▶ _Data records_:
===============

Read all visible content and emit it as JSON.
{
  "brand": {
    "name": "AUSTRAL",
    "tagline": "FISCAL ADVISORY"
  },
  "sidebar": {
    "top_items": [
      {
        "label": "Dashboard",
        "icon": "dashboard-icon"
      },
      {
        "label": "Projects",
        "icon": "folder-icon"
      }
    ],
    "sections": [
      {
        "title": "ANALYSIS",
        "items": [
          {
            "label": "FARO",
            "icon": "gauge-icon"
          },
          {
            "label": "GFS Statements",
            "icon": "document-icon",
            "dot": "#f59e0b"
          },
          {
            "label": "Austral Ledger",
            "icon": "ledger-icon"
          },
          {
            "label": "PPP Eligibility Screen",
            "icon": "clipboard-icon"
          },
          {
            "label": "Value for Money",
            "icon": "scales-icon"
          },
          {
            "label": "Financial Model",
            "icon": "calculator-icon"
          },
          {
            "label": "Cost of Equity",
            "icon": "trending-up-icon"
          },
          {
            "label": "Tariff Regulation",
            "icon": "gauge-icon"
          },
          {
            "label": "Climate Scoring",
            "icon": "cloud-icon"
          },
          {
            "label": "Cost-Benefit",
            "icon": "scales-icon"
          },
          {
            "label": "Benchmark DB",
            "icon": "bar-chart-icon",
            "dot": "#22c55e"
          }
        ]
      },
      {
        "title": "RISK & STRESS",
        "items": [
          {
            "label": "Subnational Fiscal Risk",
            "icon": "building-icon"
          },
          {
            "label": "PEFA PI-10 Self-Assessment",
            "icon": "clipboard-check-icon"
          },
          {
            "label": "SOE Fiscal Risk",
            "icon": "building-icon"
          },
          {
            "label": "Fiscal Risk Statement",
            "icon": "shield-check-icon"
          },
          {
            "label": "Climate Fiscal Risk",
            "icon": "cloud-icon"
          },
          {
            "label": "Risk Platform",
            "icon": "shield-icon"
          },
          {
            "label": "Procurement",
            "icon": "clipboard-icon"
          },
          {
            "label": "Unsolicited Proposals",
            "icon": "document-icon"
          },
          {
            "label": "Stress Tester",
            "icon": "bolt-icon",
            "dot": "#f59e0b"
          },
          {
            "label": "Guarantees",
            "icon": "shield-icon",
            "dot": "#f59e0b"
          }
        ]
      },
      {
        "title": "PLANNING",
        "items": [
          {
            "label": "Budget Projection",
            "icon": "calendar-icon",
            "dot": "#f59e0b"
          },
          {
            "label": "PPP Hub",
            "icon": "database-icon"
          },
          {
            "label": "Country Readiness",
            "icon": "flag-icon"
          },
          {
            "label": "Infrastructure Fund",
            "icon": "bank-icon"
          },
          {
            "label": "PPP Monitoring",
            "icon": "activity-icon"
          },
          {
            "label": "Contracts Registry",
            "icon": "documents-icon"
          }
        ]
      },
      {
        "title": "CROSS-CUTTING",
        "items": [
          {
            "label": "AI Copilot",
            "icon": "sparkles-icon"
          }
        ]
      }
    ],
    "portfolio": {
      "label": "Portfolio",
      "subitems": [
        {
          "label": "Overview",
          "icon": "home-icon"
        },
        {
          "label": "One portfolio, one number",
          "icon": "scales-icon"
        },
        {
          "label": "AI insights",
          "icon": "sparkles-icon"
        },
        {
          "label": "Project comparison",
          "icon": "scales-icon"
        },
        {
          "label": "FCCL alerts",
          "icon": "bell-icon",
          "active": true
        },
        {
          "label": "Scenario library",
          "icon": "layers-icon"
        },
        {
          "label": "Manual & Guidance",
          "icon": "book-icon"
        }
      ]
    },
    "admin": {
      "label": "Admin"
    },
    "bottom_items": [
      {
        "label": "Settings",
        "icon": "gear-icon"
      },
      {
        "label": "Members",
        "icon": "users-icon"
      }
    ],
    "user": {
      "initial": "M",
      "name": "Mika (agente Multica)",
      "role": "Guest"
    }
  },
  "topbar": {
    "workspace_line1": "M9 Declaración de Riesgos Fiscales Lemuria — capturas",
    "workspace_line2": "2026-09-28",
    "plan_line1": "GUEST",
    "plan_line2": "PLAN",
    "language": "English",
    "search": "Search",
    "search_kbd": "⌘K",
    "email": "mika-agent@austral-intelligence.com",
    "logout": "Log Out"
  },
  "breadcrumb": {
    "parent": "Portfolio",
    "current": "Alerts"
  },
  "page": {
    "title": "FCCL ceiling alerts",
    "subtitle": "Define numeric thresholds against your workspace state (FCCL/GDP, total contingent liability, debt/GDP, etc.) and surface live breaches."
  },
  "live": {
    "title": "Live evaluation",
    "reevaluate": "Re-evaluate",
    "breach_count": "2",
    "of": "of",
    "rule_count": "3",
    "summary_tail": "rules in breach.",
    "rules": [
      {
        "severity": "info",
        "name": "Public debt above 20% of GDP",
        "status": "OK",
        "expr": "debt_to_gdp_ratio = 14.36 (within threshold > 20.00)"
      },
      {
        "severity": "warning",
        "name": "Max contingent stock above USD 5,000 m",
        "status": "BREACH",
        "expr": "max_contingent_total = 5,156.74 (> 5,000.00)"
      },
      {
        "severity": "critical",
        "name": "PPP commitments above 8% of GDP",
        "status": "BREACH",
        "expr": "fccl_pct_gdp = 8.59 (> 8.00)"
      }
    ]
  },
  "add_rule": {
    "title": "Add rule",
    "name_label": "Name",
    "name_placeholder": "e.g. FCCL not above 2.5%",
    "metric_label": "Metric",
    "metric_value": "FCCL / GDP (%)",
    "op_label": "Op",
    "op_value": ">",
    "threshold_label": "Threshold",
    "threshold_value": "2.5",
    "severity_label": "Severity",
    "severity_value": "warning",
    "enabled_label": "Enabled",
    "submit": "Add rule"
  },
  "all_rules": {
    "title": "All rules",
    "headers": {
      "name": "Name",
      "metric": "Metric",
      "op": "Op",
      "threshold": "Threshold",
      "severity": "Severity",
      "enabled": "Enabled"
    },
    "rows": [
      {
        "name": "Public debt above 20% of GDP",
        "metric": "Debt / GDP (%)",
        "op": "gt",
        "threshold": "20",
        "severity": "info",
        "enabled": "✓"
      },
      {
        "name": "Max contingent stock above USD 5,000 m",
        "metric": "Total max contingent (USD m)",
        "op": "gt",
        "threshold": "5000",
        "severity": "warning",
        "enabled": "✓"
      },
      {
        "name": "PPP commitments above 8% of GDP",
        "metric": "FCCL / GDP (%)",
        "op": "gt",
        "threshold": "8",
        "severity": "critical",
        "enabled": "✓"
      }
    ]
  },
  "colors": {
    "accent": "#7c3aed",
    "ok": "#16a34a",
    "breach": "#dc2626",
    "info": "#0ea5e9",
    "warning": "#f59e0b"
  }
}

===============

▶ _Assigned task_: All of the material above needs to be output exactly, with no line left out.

▶ _Exercise result_:
Read all visible content and emit it as JSON.
{
  "brand": {
    "name": "AUSTRAL",
    "tagline": "FISCAL ADVISORY"
  },
  "sidebar": {
    "top_items": [
      {
        "label": "Dashboard",
        "icon": "dashboard-icon"
      },
      {
        "label": "Projects",
        "icon": "folder-icon"
      }
    ],
    "sections": [
      {
        "title": "ANALYSIS",
        "items": [
          {
            "label": "FARO",
            "icon": "gauge-icon"
          },
          {
            "label": "GFS Statements",
            "icon": "document-icon",
            "dot": "#f59e0b"
          },
          {
            "label": "Austral Ledger",
            "icon": "ledger-icon"
          },
          {
            "label": "PPP Eligibility Screen",
            "icon": "clipboard-icon"
          },
          {
            "label": "Value for Money",
            "icon": "scales-icon"
          },
          {
            "label": "Financial Model",
            "icon": "calculator-icon"
          },
          {
            "label": "Cost of Equity",
            "icon": "trending-up-icon"
          },
          {
            "label": "Tariff Regulation",
            "icon": "gauge-icon"
          },
          {
            "label": "Climate Scoring",
            "icon": "cloud-icon"
          },
          {
            "label": "Cost-Benefit",
            "icon": "scales-icon"
          },
          {
            "label": "Benchmark DB",
            "icon": "bar-chart-icon",
            "dot": "#22c55e"
          }
        ]
      },
      {
        "title": "RISK & STRESS",
        "items": [
          {
            "label": "Subnational Fiscal Risk",
            "icon": "building-icon"
          },
          {
            "label": "PEFA PI-10 Self-Assessment",
            "icon": "clipboard-check-icon"
          },
          {
            "label": "SOE Fiscal Risk",
            "icon": "building-icon"
          },
          {
            "label": "Fiscal Risk Statement",
            "icon": "shield-check-icon"
          },
          {
            "label": "Climate Fiscal Risk",
            "icon": "cloud-icon"
          },
          {
            "label": "Risk Platform",
            "icon": "shield-icon"
          },
          {
            "label": "Procurement",
            "icon": "clipboard-icon"
          },
          {
            "label": "Unsolicited Proposals",
            "icon": "document-icon"
          },
          {
            "label": "Stress Tester",
            "icon": "bolt-icon",
            "dot": "#f59e0b"
          },
          {
            "label": "Guarantees",
            "icon": "shield-icon",
            "dot": "#f59e0b"
          }
        ]
      },
      {
        "title": "PLANNING",
        "items": [
          {
            "label": "Budget Projection",
            "icon": "calendar-icon",
            "dot": "#f59e0b"
          },
          {
            "label": "PPP Hub",
            "icon": "database-icon"
          },
          {
            "label": "Country Readiness",
            "icon": "flag-icon"
          },
          {
            "label": "Infrastructure Fund",
            "icon": "bank-icon"
          },
          {
            "label": "PPP Monitoring",
            "icon": "activity-icon"
          },
          {
            "label": "Contracts Registry",
            "icon": "documents-icon"
          }
        ]
      },
      {
        "title": "CROSS-CUTTING",
        "items": [
          {
            "label": "AI Copilot",
            "icon": "sparkles-icon"
          }
        ]
      }
    ],
    "portfolio": {
      "label": "Portfolio",
      "subitems": [
        {
          "label": "Overview",
          "icon": "home-icon"
        },
        {
          "label": "One portfolio, one number",
          "icon": "scales-icon"
        },
        {
          "label": "AI insights",
          "icon": "sparkles-icon"
        },
        {
          "label": "Project comparison",
          "icon": "scales-icon"
        },
        {
          "label": "FCCL alerts",
          "icon": "bell-icon",
          "active": true
        },
        {
          "label": "Scenario library",
          "icon": "layers-icon"
        },
        {
          "label": "Manual & Guidance",
          "icon": "book-icon"
        }
      ]
    },
    "admin": {
      "label": "Admin"
    },
    "bottom_items": [
      {
        "label": "Settings",
        "icon": "gear-icon"
      },
      {
        "label": "Members",
        "icon": "users-icon"
      }
    ],
    "user": {
      "initial": "M",
      "name": "Mika (agente Multica)",
      "role": "Guest"
    }
  },
  "topbar": {
    "workspace_line1": "M9 Declaración de Riesgos Fiscales Lemuria — capturas",
    "workspace_line2": "2026-09-28",
    "plan_line1": "GUEST",
    "plan_line2": "PLAN",
    "language": "English",
    "search": "Search",
    "search_kbd": "⌘K",
    "email": "mika-agent@austral-intelligence.com",
    "logout": "Log Out"
  },
  "breadcrumb": {
    "parent": "Portfolio",
    "current": "Alerts"
  },
  "page": {
    "title": "FCCL ceiling alerts",
    "subtitle": "Define numeric thresholds against your workspace state (FCCL/GDP, total contingent liability, debt/GDP, etc.) and surface live breaches."
  },
  "live": {
    "title": "Live evaluation",
    "reevaluate": "Re-evaluate",
    "breach_count": "2",
    "of": "of",
    "rule_count": "3",
    "summary_tail": "rules in breach.",
    "rules": [
      {
        "severity": "info",
        "name": "Public debt above 20% of GDP",
        "status": "OK",
        "expr": "debt_to_gdp_ratio = 14.36 (within threshold > 20.00)"
      },
      {
        "severity": "warning",
        "name": "Max contingent stock above USD 5,000 m",
        "status": "BREACH",
        "expr": "max_contingent_total = 5,156.74 (> 5,000.00)"
      },
      {
        "severity": "critical",
        "name": "PPP commitments above 8% of GDP",
        "status": "BREACH",
        "expr": "fccl_pct_gdp = 8.59 (> 8.00)"
      }
    ]
  },
  "add_rule": {
    "title": "Add rule",
    "name_label": "Name",
    "name_placeholder": "e.g. FCCL not above 2.5%",
    "metric_label": "Metric",
    "metric_value": "FCCL / GDP (%)",
    "op_label": "Op",
    "op_value": ">",
    "threshold_label": "Threshold",
    "threshold_value": "2.5",
    "severity_label": "Severity",
    "severity_value": "warning",
    "enabled_label": "Enabled",
    "submit": "Add rule"
  },
  "all_rules": {
    "title": "All rules",
    "headers": {
      "name": "Name",
      "metric": "Metric",
      "op": "Op",
      "threshold": "Threshold",
      "severity": "Severity",
      "enabled": "Enabled"
    },
    "rows": [
      {
        "name": "Public debt above 20% of GDP",
        "metric": "Debt / GDP (%)",
        "op": "gt",
        "threshold": "20",
        "severity": "info",
        "enabled": "✓"
      },
      {
        "name": "Max contingent stock above USD 5,000 m",
        "metric": "Total max contingent (USD m)",
        "op": "gt",
        "threshold": "5000",
        "severity": "warning",
        "enabled": "✓"
      },
      {
        "name": "PPP commitments above 8% of GDP",
        "metric": "FCCL / GDP (%)",
        "op": "gt",
        "threshold": "8",
        "severity": "critical",
        "enabled": "✓"
      }
    ]
  },
  "colors": {
    "accent": "#7c3aed",
    "ok": "#16a34a",
    "breach": "#dc2626",
    "info": "#0ea5e9",
    "warning": "#f59e0b"
  }
}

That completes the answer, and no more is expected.